Both Ricci and Legendre inquired where the flag was, but that was not known at the time. This writer informed the dealer that the flag was stolen. He contacted the FBI and later that day, confirmed to this writer that the flag would be returned to Memorial Hall.
The FBI’s National Art Crime Team took over and contacted the Caroline County, Virginia, collector who purchased the flag in 2004. When informed that it had been stolen from Memorial Hall, he gladly turned the flag over to the FBI in Richmond.
Agents took the flag to the Museum of the Confederacy on Oct. 5, where the curatorial staff prepared it for the return to New Orleans.
Rebecca Cumins, a member of Memorial Hall’s board and a historian at Fredericksburg and Spotsylvania National Military Park, observed the work at the museum and served as Memorial Hall’s official representative.
She called her involvement “the most exciting event I have participated in” during her 30-year study of the Civil War.
“We had a small ceremony at the museum and then the flag curators took the flag from its frame, removed it from the backing and wrapped it for travel to New Orleans.”
Cumins delivered the flag back to Memorial Hall on Oct. 7. The museum will conduct fund raising for its conservation and eventual display.

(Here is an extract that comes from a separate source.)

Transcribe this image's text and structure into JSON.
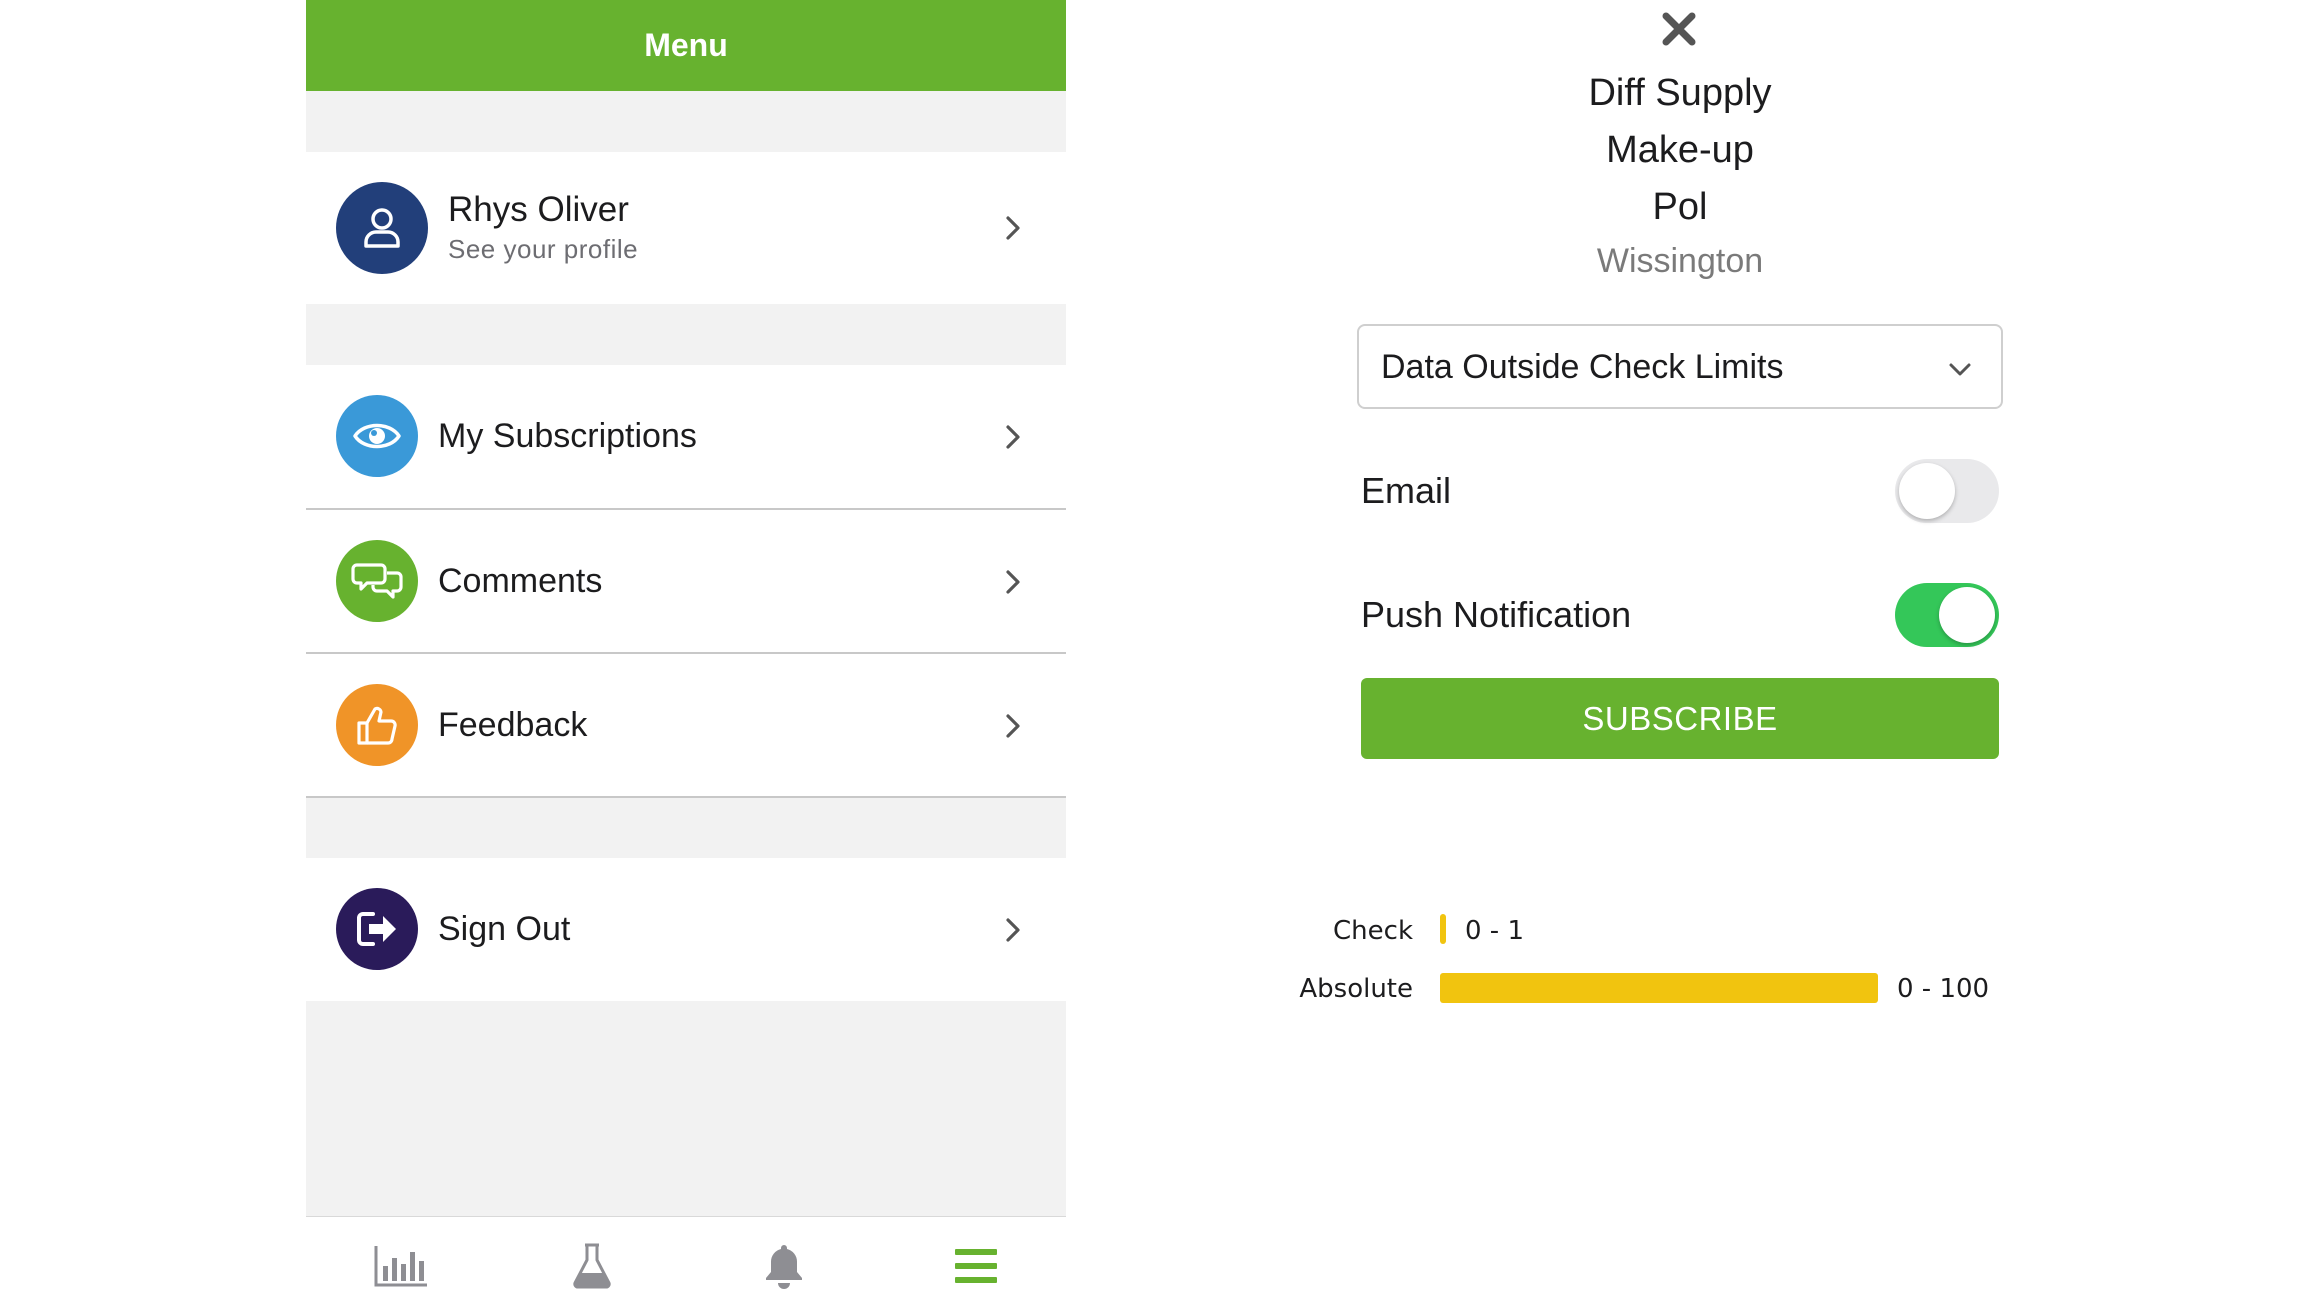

The Memorial Hall staff is overjoyed at having the flag back home. “Confederate Memorial Hall wishes to thank the FBI Richmond unit, specifically Special Agent Adam Pierce, in recovering the flag,” Ricci said.
Historian Legendre said each flag in the collection has a story. “The 14th’s flag belonged to the over 1,000 men who followed it into battle and suffered the loss of many of their friends under its folds. Less than 30 remained at Appomattox.”
The 14th Louisiana flag is a rare example of a first wool bunting flag first made by the Richmond Depot in May or June 1862. Based on depot records, only about 50 of them were made. Memorial Hall has another example of this type of flag, that of St. Paul’s Battalion, the 7th Louisiana Battalion.
Many of the men who made up the 14th Louisiana Infantry were of Polish descent, reflective of the many nationalities that made up the citizens of the Crescent City. The unit first mustered in June 1861 as the 1st Regiment, Polish Brigade and was received into Confederate service in August 1861. The regiment spent its entire war career with the Army of Northern Virginia.
The 14th’s flag was probably baptized in fire at Seven Pines or the Seven Days campaign. At Gaines’ Mill, two color bearers died and others were wounded bearing the banner up the slopes. The flag remained in regimental service until Gettysburg, where color bearer Frederick Sontag was captured with the flag.
Rather than give it up, Sontag hid the flag in his clothing, returning it to his regiment after his exchange from prison. The 14th Louisiana requisitioned a new flag to replace Sontag’s banner and they followed that flag until Appomattox in 1865.
Despite its replacement by necessity, the tattered first bunting flag remained special in the hearts of the 14th’s veterans. It was given to a young lady for safekeeping after the war.
In 1889 she turned the flag over to former regimental colonel David Zable, who, in turn, gave it to the Army of Northern Virginia Association veterans’ organization in New Orleans.
The veterans carried it to many postwar reunions from Tennessee to Texas. When Confederate president Jefferson Davis died in New Orleans in December 1889, the banner graced his coffin. It is said to be the last flag he touched. The association gave the flag to the museum.
According to the museum, at least 11 men were killed or wounded while carrying the flag. A postwar memoir said that no man who carried it in battle escaped unhurt.
Donations for conservation of the 14th Louisiana’s flag may be sent to Memorial Hall Foundation, 929 Camp St., New Orleans, LA 70130 or given by credit card at (504)523-4522.